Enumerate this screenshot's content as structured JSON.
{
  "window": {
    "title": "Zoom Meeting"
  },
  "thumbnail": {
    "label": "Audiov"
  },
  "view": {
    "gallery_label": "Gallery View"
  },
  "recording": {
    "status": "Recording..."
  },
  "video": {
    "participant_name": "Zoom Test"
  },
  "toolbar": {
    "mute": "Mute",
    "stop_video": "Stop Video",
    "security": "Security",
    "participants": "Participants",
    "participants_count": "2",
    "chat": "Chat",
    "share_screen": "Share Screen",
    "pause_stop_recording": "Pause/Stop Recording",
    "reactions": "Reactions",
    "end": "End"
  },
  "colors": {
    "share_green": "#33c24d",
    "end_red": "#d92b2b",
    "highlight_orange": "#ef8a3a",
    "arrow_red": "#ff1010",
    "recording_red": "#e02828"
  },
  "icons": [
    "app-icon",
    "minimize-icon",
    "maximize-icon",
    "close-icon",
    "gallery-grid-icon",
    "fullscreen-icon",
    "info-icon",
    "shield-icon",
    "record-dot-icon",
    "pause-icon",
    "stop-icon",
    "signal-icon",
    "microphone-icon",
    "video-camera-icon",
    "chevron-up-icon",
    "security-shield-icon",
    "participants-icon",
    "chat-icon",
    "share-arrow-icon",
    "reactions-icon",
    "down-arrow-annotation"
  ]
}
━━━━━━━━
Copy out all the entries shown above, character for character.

Enumerate this screenshot's content as structured JSON.
{
  "window": {
    "title": "Zoom Meeting"
  },
  "thumbnail": {
    "label": "Audiov"
  },
  "view": {
    "gallery_label": "Gallery View"
  },
  "recording": {
    "status": "Recording..."
  },
  "video": {
    "participant_name": "Zoom Test"
  },
  "toolbar": {
    "mute": "Mute",
    "stop_video": "Stop Video",
    "security": "Security",
    "participants": "Participants",
    "participants_count": "2",
    "chat": "Chat",
    "share_screen": "Share Screen",
    "pause_stop_recording": "Pause/Stop Recording",
    "reactions": "Reactions",
    "end": "End"
  },
  "colors": {
    "share_green": "#33c24d",
    "end_red": "#d92b2b",
    "highlight_orange": "#ef8a3a",
    "arrow_red": "#ff1010",
    "recording_red": "#e02828"
  },
  "icons": [
    "app-icon",
    "minimize-icon",
    "maximize-icon",
    "close-icon",
    "gallery-grid-icon",
    "fullscreen-icon",
    "info-icon",
    "shield-icon",
    "record-dot-icon",
    "pause-icon",
    "stop-icon",
    "signal-icon",
    "microphone-icon",
    "video-camera-icon",
    "chevron-up-icon",
    "security-shield-icon",
    "participants-icon",
    "chat-icon",
    "share-arrow-icon",
    "reactions-icon",
    "down-arrow-annotation"
  ]
}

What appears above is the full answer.